The growth of the world's population, as well as the growth of its needs (for personal transport, cargo transportation, travel, additional energy consumption, etc.), impose on developed and actively developing countries more and more obligations to limit emissions of harmful substances into the environment, to switch to more stringent standards of fuel quality and to widely introduce the "Green Deal". Energy consumption has increased by more than a quarter since the beginning of the century, and there is a clear tendency away from coal and toward much less environmentally hazardous natural gas and, gradually, toward biofuels. We are especially interested in biofuel, considering that this type of fuel is produced both from raw materials of plant and animal origin, and from various organic wastes of industrial production, which include oil and fat wastes
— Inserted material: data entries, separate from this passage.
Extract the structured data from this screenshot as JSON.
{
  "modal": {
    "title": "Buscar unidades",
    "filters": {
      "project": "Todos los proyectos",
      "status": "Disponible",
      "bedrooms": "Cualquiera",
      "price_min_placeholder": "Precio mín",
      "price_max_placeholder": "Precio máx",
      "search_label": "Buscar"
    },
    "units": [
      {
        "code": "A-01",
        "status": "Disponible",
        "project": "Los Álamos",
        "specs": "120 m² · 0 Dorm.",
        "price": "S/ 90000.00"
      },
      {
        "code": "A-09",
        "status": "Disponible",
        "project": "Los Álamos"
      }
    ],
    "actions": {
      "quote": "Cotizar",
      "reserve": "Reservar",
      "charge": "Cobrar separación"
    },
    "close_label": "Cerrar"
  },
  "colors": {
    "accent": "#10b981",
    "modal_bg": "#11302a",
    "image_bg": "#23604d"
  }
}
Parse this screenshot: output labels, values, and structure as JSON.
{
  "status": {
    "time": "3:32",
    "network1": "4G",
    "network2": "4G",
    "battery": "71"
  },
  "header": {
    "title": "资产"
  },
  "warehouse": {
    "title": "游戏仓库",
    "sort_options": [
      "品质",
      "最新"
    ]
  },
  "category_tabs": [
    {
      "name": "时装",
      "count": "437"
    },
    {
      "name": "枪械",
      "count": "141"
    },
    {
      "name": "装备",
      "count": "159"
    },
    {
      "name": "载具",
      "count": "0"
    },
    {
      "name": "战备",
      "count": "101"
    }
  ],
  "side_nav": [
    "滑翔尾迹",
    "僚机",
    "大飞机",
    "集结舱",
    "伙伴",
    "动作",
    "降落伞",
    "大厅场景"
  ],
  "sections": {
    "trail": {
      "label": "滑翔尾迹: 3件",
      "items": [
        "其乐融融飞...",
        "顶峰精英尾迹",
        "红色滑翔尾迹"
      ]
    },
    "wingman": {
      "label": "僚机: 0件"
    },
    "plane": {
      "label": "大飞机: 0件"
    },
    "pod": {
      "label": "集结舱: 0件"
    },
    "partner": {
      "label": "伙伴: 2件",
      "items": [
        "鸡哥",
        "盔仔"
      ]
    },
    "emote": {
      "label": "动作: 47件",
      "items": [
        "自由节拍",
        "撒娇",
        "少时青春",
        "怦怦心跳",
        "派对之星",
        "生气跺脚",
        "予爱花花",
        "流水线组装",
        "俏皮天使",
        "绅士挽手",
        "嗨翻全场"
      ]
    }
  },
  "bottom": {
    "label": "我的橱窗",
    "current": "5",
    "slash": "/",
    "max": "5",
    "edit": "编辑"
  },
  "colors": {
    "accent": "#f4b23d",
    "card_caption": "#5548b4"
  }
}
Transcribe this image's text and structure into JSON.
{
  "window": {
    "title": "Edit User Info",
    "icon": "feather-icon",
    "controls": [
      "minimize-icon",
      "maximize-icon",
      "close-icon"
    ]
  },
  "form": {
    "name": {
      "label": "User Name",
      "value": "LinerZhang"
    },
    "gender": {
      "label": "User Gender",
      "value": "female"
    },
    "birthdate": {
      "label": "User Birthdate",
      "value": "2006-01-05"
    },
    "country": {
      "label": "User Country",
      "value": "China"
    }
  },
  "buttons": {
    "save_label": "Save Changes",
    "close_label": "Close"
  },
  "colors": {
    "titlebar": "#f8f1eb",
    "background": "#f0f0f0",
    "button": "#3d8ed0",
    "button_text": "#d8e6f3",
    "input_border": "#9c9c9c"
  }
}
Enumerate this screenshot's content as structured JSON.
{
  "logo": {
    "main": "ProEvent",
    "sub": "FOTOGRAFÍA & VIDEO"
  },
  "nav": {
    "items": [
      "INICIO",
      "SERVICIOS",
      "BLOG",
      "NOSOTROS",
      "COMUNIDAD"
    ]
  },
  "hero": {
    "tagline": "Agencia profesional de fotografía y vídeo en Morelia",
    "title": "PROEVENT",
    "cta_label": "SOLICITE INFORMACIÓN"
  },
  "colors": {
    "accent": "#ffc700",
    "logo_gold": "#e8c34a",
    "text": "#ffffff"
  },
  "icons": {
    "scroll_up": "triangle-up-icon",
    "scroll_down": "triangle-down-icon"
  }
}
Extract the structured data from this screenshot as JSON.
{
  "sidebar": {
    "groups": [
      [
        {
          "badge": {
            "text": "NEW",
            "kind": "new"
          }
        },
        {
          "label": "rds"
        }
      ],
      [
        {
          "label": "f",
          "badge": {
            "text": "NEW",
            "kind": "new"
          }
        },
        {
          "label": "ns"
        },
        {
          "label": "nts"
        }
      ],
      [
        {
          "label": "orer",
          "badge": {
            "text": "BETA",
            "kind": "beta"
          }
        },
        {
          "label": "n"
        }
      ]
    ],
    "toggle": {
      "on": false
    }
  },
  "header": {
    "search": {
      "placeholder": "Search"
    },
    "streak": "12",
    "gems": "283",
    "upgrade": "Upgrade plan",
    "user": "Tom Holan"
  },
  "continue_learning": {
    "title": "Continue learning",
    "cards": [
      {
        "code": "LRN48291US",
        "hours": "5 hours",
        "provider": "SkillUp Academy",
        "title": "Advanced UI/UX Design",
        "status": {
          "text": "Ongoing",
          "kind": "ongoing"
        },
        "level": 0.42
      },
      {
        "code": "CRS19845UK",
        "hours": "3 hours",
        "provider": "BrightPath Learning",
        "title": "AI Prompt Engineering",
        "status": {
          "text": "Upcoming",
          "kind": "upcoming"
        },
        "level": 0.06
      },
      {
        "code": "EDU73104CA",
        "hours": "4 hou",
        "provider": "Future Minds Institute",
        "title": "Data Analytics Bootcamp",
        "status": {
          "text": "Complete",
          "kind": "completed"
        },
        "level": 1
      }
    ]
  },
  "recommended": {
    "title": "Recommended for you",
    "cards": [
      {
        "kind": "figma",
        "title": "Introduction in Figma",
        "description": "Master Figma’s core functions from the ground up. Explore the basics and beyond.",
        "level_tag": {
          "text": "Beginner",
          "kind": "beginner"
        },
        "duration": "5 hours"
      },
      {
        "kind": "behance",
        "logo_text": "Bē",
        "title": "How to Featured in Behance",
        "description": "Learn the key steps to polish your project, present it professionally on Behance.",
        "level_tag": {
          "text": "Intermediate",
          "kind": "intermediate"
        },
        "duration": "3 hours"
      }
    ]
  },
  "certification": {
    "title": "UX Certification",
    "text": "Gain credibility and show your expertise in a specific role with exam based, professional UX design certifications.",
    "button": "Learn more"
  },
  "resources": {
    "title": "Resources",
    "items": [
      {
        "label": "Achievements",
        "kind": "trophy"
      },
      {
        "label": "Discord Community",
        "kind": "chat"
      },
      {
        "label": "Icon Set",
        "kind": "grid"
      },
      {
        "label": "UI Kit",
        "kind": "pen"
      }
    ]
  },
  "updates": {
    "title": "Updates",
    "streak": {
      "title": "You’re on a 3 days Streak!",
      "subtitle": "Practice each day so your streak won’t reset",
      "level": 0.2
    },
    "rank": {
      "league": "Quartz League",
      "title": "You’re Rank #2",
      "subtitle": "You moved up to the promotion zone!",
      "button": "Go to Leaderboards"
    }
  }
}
In the structure of biofuels, the main part, up to 60%, are the traditional solid forms: wood, plant residues of agriculture and woodworking industry, peat, manure and litter. Part of this waste is used to produce the second most common form of biofuel - gaseous. Most of the biogas is produced by several species of bacteria, the main one being the class of methanogens, as a by-product of their metabolism in an anaerobic environment. Recently, the production of gaseous fuel from hydrogen in photobioreactors by single-celled green algae has also been actively investigated. The third and most important form for us - liquid - is represented by ethanol (up to 3/4 of the liquid biofuel market volume), biodiesel (almost a quarter of the market) and hydrogenated vegetable oil, or so-called HVO, which so far accounts for only a few percent